By the early-1940s the LIRR was getting ready to reconstruct the Far Rockaway and Rockaway Beach Branches as an elevated lines. From 1941 to 1942 both lines were closed and rebuilt with newly elevated stations. Hammels station would not be one of the ones replaced during the reconstruction, and it was discontinued in 1941.[1]

Eldert's Grove station[edit]

Eight years before the NY&RB built Hammels station on their line, the SSRRLI built a station on July 4,1872[4][5] on the Far Rockaway Branch Railroad called Eldert's Grove station. It was designed to serve patrons of the Elderts House, but was abandoned when the connection between the Far Rockaway Branch and Rockaway Beach Branch was made in 1887. Later, it became a stop on the Fairview Avenue Branch of the Ocean Electric Railway.

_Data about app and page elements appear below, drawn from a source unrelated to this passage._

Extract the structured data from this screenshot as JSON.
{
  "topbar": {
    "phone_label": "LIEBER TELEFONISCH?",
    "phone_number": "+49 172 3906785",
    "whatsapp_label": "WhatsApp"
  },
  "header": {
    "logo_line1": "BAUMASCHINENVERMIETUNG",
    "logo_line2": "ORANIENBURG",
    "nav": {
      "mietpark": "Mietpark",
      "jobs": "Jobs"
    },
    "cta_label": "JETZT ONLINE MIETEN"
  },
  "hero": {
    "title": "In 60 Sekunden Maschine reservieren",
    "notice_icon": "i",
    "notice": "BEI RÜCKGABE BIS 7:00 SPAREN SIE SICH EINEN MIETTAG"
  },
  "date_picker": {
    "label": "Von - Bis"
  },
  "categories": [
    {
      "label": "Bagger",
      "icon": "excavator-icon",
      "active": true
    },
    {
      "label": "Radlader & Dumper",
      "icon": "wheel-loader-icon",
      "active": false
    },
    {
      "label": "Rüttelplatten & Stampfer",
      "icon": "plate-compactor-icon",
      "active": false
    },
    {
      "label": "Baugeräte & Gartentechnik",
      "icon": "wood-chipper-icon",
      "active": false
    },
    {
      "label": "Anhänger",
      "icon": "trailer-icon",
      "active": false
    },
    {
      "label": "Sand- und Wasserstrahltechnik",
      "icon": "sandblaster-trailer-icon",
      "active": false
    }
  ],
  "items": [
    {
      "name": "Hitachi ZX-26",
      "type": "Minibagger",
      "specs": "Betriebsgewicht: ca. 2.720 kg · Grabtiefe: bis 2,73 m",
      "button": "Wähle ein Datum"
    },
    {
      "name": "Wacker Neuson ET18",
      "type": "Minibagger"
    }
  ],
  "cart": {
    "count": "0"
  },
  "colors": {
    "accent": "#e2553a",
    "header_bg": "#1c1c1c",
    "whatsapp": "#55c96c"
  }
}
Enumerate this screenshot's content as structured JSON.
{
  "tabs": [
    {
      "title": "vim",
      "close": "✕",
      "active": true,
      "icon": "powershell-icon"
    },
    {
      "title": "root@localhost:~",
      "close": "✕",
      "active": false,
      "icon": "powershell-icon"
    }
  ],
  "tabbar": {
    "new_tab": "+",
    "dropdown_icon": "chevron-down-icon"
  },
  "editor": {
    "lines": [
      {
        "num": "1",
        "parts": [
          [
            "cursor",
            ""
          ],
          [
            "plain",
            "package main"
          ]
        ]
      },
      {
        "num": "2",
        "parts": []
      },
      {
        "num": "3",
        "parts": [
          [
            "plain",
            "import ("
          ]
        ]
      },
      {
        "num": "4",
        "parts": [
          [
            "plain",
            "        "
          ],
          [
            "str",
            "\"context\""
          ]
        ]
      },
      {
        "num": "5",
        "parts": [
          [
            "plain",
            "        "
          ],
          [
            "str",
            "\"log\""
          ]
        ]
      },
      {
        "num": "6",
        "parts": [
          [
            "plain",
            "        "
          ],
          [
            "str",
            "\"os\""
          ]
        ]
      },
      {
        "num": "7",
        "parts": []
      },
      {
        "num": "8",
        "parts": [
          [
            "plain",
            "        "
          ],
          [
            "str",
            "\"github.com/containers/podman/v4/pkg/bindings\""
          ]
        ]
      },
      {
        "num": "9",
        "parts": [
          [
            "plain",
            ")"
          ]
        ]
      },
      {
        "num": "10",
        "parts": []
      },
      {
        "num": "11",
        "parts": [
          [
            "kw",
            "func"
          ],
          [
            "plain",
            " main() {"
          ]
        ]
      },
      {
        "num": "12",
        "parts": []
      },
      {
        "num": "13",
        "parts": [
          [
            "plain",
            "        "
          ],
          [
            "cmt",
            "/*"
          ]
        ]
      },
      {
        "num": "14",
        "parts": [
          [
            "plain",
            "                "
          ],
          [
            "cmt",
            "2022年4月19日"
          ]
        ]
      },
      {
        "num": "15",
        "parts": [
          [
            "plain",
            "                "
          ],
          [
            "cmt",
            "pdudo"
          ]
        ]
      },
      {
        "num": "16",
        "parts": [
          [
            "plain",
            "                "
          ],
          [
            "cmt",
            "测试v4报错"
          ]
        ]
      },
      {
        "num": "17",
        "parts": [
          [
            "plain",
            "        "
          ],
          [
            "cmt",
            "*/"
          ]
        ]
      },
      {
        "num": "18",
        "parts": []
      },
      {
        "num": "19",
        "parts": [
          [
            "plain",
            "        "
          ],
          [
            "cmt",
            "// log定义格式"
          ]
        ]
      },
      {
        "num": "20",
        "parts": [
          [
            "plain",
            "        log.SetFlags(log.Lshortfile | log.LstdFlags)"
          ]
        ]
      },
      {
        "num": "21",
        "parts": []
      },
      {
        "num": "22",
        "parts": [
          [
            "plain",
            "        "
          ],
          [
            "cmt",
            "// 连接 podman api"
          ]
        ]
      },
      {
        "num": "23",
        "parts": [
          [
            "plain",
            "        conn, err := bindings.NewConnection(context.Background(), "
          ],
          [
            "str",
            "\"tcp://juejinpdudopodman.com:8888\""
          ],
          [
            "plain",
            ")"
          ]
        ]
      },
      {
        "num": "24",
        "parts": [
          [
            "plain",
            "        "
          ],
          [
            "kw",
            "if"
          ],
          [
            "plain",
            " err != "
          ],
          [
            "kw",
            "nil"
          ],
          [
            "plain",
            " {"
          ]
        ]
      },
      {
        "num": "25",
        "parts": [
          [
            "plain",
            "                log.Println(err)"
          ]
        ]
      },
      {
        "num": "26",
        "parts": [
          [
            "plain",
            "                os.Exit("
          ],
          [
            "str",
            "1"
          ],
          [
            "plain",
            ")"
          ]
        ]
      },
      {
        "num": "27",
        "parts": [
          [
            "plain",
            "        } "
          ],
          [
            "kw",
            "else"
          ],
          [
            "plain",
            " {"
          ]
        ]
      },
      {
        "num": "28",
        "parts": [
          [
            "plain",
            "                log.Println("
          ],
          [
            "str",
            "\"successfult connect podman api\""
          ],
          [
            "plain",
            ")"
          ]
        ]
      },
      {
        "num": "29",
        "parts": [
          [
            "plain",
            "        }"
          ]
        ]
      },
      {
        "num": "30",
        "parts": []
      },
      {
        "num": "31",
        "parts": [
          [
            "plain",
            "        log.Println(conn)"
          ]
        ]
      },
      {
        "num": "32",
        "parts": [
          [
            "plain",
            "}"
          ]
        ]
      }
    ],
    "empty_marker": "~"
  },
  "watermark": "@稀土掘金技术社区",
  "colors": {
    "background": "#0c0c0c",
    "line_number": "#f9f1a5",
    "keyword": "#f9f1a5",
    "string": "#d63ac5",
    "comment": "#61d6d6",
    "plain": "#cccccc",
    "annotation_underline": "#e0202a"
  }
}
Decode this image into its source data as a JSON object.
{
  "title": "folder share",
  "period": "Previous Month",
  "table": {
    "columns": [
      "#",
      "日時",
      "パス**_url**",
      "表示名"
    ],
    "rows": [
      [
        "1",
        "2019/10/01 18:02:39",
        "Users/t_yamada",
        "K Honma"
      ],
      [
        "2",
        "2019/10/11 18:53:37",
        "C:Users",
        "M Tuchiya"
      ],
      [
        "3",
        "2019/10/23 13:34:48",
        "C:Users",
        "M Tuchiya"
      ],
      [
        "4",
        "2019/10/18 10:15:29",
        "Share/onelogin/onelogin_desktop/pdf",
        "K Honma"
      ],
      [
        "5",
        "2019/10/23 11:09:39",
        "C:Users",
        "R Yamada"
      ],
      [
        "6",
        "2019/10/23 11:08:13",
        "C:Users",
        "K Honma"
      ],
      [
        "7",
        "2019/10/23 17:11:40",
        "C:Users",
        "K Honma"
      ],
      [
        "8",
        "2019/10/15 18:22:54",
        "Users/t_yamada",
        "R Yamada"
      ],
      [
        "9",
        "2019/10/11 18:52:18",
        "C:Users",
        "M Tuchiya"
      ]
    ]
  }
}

References[edit]

  1. ^ a b Morrison, David D. and Pakaluk, Valerie (2003). Images of Rail: Long Island Rail Road Stations. Arcadia Publishing. p. 44. ISBN 9780738511801. 
  2. ^ "LIRR Station History". TrainsAreFun. Retrieved 2011-10-17. 
  3. ^ "The Long Island Rail Road: A Comprehensive History Volume #5(New York, Woodhaven & Rockaway Railroad; New York & Rockaway Beach railway; New York & Long Beach Railroad; New York & Rockaway railroad; Brooklyn rapid transit operation to Rockaway; Over L.I.R.R.)", by Vincent F. Seyfried
  4. ^ "South Side RR". lirrhistory.com. 
  5. ^ "South Side Railroad of Long Island History". trainsarefun.com. 

External links[edit]